### WHAT THE TASK ASKS
Line by line, reproduce the records exactly.
>>>>>
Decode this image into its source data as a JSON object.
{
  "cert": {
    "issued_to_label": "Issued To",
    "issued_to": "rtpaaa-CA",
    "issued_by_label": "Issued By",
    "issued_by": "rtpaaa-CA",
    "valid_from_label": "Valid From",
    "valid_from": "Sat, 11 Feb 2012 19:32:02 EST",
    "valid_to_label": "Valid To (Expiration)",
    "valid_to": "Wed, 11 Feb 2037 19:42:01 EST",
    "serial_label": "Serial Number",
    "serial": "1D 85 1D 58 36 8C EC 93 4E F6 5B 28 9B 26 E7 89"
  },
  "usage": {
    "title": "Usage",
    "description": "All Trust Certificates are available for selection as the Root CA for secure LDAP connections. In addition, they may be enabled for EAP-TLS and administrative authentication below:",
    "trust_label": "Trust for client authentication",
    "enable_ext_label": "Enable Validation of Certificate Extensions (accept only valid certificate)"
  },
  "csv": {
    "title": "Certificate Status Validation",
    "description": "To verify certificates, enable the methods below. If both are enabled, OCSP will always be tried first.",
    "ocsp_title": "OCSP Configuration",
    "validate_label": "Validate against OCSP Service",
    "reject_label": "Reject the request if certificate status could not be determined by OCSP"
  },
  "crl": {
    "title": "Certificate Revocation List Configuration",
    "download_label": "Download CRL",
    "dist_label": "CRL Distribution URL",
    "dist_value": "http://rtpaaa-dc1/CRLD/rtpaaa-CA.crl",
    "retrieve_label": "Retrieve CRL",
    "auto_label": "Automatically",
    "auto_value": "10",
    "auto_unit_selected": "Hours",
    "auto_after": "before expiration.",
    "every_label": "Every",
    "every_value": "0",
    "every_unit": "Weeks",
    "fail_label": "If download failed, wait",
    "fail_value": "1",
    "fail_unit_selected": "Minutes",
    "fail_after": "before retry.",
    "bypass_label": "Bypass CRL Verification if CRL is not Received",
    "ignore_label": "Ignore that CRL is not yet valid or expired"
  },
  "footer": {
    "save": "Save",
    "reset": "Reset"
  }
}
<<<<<
### RESPONSE TO THIS EXERCISE
Decode this image into its source data as a JSON object.
{
  "cert": {
    "issued_to_label": "Issued To",
    "issued_to": "rtpaaa-CA",
    "issued_by_label": "Issued By",
    "issued_by": "rtpaaa-CA",
    "valid_from_label": "Valid From",
    "valid_from": "Sat, 11 Feb 2012 19:32:02 EST",
    "valid_to_label": "Valid To (Expiration)",
    "valid_to": "Wed, 11 Feb 2037 19:42:01 EST",
    "serial_label": "Serial Number",
    "serial": "1D 85 1D 58 36 8C EC 93 4E F6 5B 28 9B 26 E7 89"
  },
  "usage": {
    "title": "Usage",
    "description": "All Trust Certificates are available for selection as the Root CA for secure LDAP connections. In addition, they may be enabled for EAP-TLS and administrative authentication below:",
    "trust_label": "Trust for client authentication",
    "enable_ext_label": "Enable Validation of Certificate Extensions (accept only valid certificate)"
  },
  "csv": {
    "title": "Certificate Status Validation",
    "description": "To verify certificates, enable the methods below. If both are enabled, OCSP will always be tried first.",
    "ocsp_title": "OCSP Configuration",
    "validate_label": "Validate against OCSP Service",
    "reject_label": "Reject the request if certificate status could not be determined by OCSP"
  },
  "crl": {
    "title": "Certificate Revocation List Configuration",
    "download_label": "Download CRL",
    "dist_label": "CRL Distribution URL",
    "dist_value": "http://rtpaaa-dc1/CRLD/rtpaaa-CA.crl",
    "retrieve_label": "Retrieve CRL",
    "auto_label": "Automatically",
    "auto_value": "10",
    "auto_unit_selected": "Hours",
    "auto_after": "before expiration.",
    "every_label": "Every",
    "every_value": "0",
    "every_unit": "Weeks",
    "fail_label": "If download failed, wait",
    "fail_value": "1",
    "fail_unit_selected": "Minutes",
    "fail_after": "before retry.",
    "bypass_label": "Bypass CRL Verification if CRL is not Received",
    "ignore_label": "Ignore that CRL is not yet valid or expired"
  },
  "footer": {
    "save": "Save",
    "reset": "Reset"
  }
}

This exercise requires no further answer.